This is why we have pursued opportunities to attract projects like those announced for Clay and DeWitt. Today, we are proud to work alongside County Executive McMahon and others to bring these important projects online, bringing with them hundreds of good paying jobs with benefits and career ladders accessible to those in our community who need them most. Additionally, we are tracking a number of additional potential warehouse and distribution projects.

For the past decade or more, we have heard over and over about “brain drain” and how our young people were not staying and how we failed to hold onto our student population. Yet today’s reality is starkly different. We are seeing an increase in the number of young people staying in Syracuse following college and more folks choose to come here to live and work in this vibrant urban center.

Q.: How would you characterize the confidence level of regional industry and business leaders as 2020 unfolds? You mentioned last year that nearly three-quarters of respondents predicted a strong year. Can we expect to see the same level of confidence going forward?

A.: Overall, I would characterize the confidence level of our regional leaders as optimistic. There are a number of positive indicators that show we are on the right path. Seventy-four percent of our forecasters say the past year was either strong or very strong. This year, that optimism increases with 76 percent who anticipate a very strong to strong year ahead. Forty-nine percent expect to make capital investments.  Seventy percent expect sales and revenue to expand in 2020. Sixty-five percent say they’ll be hiring in 2020.

Q.: Central New York will receive $86.2 million in funding to support 93 economic and community development projects in 2020 as a result of the latest round of Regional Economic Development Council funding. Among the projects for which CNY received funding are Cayuga Milk Ingredients LLC, Tessy Plastics’ expansion project, and ACCESS Dental Laboratories. Of the projects being funded in CNY, which bode well in terms of making the greatest economic impact on the region?

A.: All of the projects funded in this round will have a positive economic impact on the region and the communities in which they are located. Of special interest are investments in growing tech companies, such as Digital Hive and Spark Orange; manufacturing expansions such as the Cayuga Milk, Lydall and Tessy Plastics; initiatives such as Oswego’s Start-Up NY program and Commonspace in Syracuse, and investments in traditionally underserved neighborhoods, such as Salina 1st and Access Dental Labs.

Q.: GENIUS NY continues to be the largest business accelerator competition for the unmanned aerial systems industry in the world. In general terms, what kind of economic development impact does competitions like this produce?

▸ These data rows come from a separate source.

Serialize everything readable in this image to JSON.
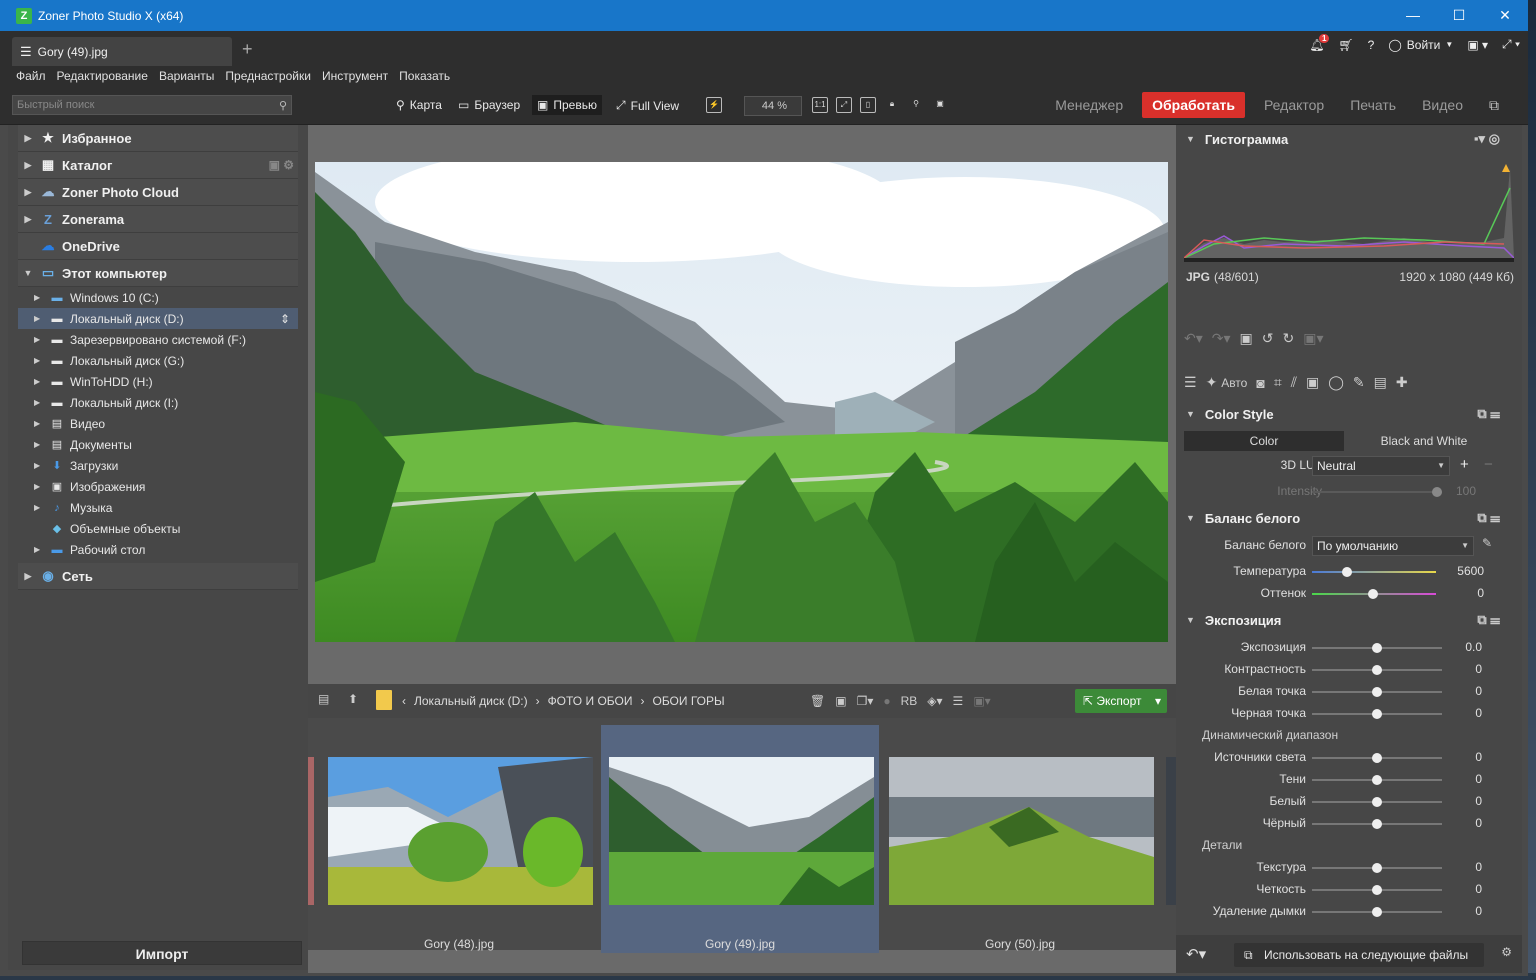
{
  "window": {
    "title": "Zoner Photo Studio X (x64)",
    "logo": "Z",
    "minimize": "—",
    "maximize": "☐",
    "close": "✕"
  },
  "tab": {
    "label": "Gory (49).jpg",
    "new_tab": "+"
  },
  "header_right": {
    "notifications": "1",
    "login": "Войти"
  },
  "menu": [
    "Файл",
    "Редактирование",
    "Варианты",
    "Преднастройки",
    "Инструмент",
    "Показать"
  ],
  "toolbar": {
    "search_placeholder": "Быстрый поиск",
    "map": "Карта",
    "browser": "Браузер",
    "preview": "Превью",
    "fullview": "Full View",
    "zoom": "44 %",
    "modes": {
      "manager": "Менеджер",
      "process": "Обработать",
      "editor": "Редактор",
      "print": "Печать",
      "video": "Видео"
    }
  },
  "tree": {
    "favorites": "Избранное",
    "catalog": "Каталог",
    "cloud": "Zoner Photo Cloud",
    "zonerama": "Zonerama",
    "onedrive": "OneDrive",
    "computer": "Этот компьютер",
    "drives": [
      {
        "label": "Windows 10 (C:)",
        "icon": "drive-icon"
      },
      {
        "label": "Локальный диск (D:)",
        "icon": "drive-icon",
        "selected": true
      },
      {
        "label": "Зарезервировано системой (F:)",
        "icon": "drive-icon"
      },
      {
        "label": "Локальный диск (G:)",
        "icon": "drive-icon"
      },
      {
        "label": "WinToHDD (H:)",
        "icon": "drive-icon"
      },
      {
        "label": "Локальный диск (I:)",
        "icon": "drive-icon"
      },
      {
        "label": "Видео",
        "icon": "video-folder-icon"
      },
      {
        "label": "Документы",
        "icon": "documents-icon"
      },
      {
        "label": "Загрузки",
        "icon": "downloads-icon"
      },
      {
        "label": "Изображения",
        "icon": "pictures-icon"
      },
      {
        "label": "Музыка",
        "icon": "music-icon"
      },
      {
        "label": "Объемные объекты",
        "icon": "3d-objects-icon"
      },
      {
        "label": "Рабочий стол",
        "icon": "desktop-icon"
      }
    ],
    "network": "Сеть",
    "import": "Импорт"
  },
  "breadcrumb": {
    "drive": "Локальный диск (D:)",
    "folder1": "ФОТО И ОБОИ",
    "folder2": "ОБОИ ГОРЫ",
    "export": "Экспорт"
  },
  "thumbs": [
    {
      "caption": "Gory (48).jpg"
    },
    {
      "caption": "Gory (49).jpg",
      "selected": true
    },
    {
      "caption": "Gory (50).jpg"
    }
  ],
  "right": {
    "histogram_title": "Гистограмма",
    "file_type": "JPG",
    "file_index": "(48/601)",
    "file_dims": "1920 x 1080 (449 Кб)",
    "auto": "Авто",
    "color_style": {
      "title": "Color Style",
      "tab_color": "Color",
      "tab_bw": "Black and White",
      "lut_label": "3D LUT",
      "lut_value": "Neutral",
      "intensity_label": "Intensity",
      "intensity_value": "100"
    },
    "wb": {
      "title": "Баланс белого",
      "label": "Баланс белого",
      "value": "По умолчанию",
      "temp_label": "Температура",
      "temp_value": "5600",
      "tint_label": "Оттенок",
      "tint_value": "0"
    },
    "exposure": {
      "title": "Экспозиция",
      "rows": [
        {
          "label": "Экспозиция",
          "value": "0.0"
        },
        {
          "label": "Контрастность",
          "value": "0"
        },
        {
          "label": "Белая точка",
          "value": "0"
        },
        {
          "label": "Черная точка",
          "value": "0"
        }
      ],
      "dynamic_label": "Динамический диапазон",
      "dyn_rows": [
        {
          "label": "Источники света",
          "value": "0"
        },
        {
          "label": "Тени",
          "value": "0"
        },
        {
          "label": "Белый",
          "value": "0"
        },
        {
          "label": "Чёрный",
          "value": "0"
        }
      ],
      "details_label": "Детали",
      "detail_rows": [
        {
          "label": "Текстура",
          "value": "0"
        },
        {
          "label": "Четкость",
          "value": "0"
        },
        {
          "label": "Удаление дымки",
          "value": "0"
        }
      ]
    },
    "use_next": "Использовать на следующие файлы"
  },
  "colors": {
    "process": "#d9302b",
    "titlebar": "#1876c9",
    "export": "#3c8a38",
    "selection": "#566681"
  }
}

A.: GENIUS NY is the world’s largest accelerator program for UAS, and is open to unmanned systems, IoT and big data startups. Each year, this program invests $3 million in five early stage companies, while also providing incubator space, business programming, mentors, advisers and resources. The grand prize is $1 million and there are four $500,000 awards. As of April, we will have invested $12 million in 22 startups.

In January, five teams moved into The Tech Garden to start the program’s fourth round. There are 15 of 17 companies (participants from rounds 1-3) still located in the community. These companies have come from all over the U.S. as well as from Israel, Italy, the United Kingdom and Australia.

Over the past three years, more than 30 local jobs have been created and more than 40 interns hired. Recently, we announced that five startups in the GENIUS NY accelerator — AutoModality, Civdrone, Fotokite, OmniMesh and TruWeather Solutions — have raised over $10 million in additional private investment. This follow-on-funding validates the investments into the GENIUS NY program and proves the program’s ongoing impact in Central New York.

Additionally, the 50-mile beyond visual line of site corridor, the test site, the recently proposed small UAS testing facility at Griffiss International Airport in Rome and all of the companies that test here are key elements to the innovation ecosystem we have created to support startup companies in the UAS industry.